CONWAY, S.C. -- It’s been awhile since No. 17 Villanova shot this well from long range. Cole Swider has never scored like this.

Swider scored a career-high 26 points with six 3-pointers, and the Wildcats routed Middle Tennessee 98-69 on Thursday in the quarterfinals of the Myrtle Beach Invitational.

Collin Gillespie added 16 points and hit four 3s, Justin Moore finished with 15 points and Jeremiah Robinson-Earl had 11 rebounds to help Villanova (3-1) - which never trailed, led by 35 and shot 57% while winning its second straight following a 25-point loss at No. 10 Ohio State.

And yet, another number in the box score caught coach Jay Wright’s eye - Swider’s seven rebounds.

“He’s more than just a shooter,” Wright said.

And the Wildcats have plenty of those. They made 18 3s - one shy of the school record, and their most since they also had 18 in a victory over Kansas at the 2018 Final Four.

“They have elite size with great shooters,” Middle Tennessee coach Nick McDevitt said, “and any short close-out or decent close-out results in three points.”

Eleven of them came during a first-half barrage that pushed the lead well into the 20s. Swider hit his fifth 3 from the corner shortly before the buzzer to put the Wildcats up 53-28 at halftime.
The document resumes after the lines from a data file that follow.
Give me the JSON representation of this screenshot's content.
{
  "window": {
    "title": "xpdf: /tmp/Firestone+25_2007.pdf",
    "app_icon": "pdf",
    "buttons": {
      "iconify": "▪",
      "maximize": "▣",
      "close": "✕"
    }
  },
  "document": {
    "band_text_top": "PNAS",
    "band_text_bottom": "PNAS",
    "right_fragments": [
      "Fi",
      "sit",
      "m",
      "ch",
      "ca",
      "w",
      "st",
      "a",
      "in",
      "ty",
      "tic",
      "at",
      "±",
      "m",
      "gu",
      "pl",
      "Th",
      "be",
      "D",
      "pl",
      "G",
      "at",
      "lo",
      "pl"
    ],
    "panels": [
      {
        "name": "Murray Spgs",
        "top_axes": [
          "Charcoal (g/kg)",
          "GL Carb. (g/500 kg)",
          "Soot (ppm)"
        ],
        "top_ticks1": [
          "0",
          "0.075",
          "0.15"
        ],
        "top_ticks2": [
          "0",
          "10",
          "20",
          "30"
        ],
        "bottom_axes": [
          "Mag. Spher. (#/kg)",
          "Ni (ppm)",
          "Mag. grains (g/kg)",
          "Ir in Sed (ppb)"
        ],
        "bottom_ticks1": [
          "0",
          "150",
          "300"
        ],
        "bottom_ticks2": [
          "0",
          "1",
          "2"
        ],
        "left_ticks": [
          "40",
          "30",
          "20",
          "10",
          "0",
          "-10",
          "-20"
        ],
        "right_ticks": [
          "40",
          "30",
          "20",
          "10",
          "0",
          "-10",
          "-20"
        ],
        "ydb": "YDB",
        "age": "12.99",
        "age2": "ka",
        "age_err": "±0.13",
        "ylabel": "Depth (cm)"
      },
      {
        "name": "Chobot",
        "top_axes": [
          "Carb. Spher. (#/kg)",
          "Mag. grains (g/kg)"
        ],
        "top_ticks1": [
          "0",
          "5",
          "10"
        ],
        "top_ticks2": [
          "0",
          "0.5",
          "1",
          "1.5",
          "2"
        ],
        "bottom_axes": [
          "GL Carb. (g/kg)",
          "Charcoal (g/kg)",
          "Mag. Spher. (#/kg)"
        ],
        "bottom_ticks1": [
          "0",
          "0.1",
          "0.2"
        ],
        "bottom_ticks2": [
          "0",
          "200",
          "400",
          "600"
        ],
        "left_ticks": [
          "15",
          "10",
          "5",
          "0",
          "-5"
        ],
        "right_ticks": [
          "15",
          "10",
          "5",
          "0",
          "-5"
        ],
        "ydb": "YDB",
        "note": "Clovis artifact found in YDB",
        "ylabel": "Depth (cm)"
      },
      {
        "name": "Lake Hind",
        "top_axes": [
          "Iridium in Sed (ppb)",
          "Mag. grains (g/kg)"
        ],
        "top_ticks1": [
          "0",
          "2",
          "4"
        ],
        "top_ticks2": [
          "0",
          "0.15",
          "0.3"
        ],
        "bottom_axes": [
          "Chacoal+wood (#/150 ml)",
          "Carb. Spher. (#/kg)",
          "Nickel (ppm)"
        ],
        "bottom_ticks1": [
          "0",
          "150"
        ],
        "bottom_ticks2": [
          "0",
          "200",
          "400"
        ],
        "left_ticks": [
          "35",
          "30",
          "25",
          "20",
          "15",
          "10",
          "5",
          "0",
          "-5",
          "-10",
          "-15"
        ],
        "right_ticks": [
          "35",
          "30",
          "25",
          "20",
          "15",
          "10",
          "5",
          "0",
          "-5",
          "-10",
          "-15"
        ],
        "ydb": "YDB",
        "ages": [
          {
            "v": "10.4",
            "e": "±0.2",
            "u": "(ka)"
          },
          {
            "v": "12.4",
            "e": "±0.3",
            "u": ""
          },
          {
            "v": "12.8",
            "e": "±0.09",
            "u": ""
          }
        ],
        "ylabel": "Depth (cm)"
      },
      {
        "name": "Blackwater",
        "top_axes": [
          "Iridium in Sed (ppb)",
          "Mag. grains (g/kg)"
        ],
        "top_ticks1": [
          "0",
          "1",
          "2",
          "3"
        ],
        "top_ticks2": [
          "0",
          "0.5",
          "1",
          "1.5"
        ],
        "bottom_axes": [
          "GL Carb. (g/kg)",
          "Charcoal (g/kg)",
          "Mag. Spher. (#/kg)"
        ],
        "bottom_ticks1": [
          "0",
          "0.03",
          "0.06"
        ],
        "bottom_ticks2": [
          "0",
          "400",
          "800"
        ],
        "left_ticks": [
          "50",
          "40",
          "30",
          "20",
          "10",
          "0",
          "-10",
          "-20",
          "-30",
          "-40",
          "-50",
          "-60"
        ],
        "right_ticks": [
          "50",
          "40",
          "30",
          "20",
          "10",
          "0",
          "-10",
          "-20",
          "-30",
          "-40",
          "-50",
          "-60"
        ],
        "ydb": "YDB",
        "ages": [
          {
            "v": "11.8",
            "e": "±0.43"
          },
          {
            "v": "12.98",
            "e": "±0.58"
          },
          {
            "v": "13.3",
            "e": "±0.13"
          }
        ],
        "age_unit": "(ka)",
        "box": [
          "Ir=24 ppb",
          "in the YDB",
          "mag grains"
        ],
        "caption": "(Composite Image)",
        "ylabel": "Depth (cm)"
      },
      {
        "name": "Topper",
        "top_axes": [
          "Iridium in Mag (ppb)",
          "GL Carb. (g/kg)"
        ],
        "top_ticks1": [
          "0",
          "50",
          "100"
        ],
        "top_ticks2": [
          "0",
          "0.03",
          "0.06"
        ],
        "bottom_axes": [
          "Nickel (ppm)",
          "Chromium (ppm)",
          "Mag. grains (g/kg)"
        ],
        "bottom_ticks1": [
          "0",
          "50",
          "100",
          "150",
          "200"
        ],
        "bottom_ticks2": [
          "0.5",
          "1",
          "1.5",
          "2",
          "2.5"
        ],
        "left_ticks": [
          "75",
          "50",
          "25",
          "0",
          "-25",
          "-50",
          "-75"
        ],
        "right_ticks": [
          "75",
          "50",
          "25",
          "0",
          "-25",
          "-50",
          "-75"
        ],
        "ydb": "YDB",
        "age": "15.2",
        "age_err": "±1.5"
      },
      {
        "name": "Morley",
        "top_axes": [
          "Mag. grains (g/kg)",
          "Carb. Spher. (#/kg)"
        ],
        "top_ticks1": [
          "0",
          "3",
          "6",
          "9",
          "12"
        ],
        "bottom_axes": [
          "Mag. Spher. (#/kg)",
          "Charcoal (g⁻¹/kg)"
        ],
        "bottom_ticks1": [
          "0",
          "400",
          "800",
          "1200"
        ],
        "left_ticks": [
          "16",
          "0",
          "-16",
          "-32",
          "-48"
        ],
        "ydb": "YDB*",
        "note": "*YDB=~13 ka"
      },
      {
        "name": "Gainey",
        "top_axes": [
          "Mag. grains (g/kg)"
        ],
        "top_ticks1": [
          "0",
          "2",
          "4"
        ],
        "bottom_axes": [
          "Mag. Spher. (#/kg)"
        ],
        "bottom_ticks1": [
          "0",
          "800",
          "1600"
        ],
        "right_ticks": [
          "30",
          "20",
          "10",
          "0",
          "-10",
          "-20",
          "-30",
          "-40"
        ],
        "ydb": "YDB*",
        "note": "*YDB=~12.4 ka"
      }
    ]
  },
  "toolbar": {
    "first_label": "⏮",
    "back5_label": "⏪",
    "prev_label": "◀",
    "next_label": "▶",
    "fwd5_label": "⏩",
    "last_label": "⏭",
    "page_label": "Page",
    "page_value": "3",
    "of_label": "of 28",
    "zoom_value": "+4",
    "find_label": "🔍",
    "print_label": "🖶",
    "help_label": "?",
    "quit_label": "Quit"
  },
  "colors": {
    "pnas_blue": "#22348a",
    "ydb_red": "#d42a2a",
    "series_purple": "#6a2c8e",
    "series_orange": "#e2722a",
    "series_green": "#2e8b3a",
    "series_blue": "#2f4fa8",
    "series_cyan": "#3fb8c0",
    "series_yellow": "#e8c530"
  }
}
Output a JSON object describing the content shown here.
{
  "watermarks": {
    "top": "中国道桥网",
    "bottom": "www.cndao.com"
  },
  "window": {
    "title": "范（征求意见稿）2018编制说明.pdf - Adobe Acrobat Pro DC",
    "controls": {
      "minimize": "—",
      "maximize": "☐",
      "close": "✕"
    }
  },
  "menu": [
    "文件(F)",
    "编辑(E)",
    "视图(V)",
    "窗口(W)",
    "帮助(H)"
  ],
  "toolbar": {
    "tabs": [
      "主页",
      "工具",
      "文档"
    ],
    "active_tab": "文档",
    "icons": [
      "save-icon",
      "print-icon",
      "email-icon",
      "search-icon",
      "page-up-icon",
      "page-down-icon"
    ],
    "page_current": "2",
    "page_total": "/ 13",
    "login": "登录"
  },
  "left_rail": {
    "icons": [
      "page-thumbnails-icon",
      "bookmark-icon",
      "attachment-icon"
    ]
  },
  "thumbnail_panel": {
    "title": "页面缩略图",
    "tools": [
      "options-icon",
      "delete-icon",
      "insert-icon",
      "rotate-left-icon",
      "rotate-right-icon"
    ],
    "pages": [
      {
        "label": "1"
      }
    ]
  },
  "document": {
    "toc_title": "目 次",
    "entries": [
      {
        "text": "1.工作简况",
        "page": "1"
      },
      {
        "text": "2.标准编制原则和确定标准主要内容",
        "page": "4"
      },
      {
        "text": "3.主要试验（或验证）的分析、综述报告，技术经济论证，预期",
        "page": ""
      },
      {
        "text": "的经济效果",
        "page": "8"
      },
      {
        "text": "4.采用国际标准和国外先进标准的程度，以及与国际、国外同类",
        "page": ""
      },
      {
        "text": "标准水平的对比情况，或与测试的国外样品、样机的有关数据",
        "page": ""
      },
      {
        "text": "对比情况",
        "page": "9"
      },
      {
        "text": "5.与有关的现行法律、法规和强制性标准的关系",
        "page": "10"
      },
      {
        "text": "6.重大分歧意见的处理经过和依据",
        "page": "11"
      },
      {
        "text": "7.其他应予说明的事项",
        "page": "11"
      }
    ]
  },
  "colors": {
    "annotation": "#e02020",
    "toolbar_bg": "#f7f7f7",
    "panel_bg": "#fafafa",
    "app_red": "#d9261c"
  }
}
Saddiq Bey then took the lead to 30 with a 3-pointer two minutes into the second half.

Donovan Sims scored 18 points and C.J. Jones had 16 for the Blue Raiders (3-2). Leading scorer Antonio Green, averaging 23.5 points going into the game, finished with four points on 1-of-7 shooting while dealing with foul trouble.

“They’ve got a lot of interchangeable parts, so they were switching just to never let him see space,” McDevitt said.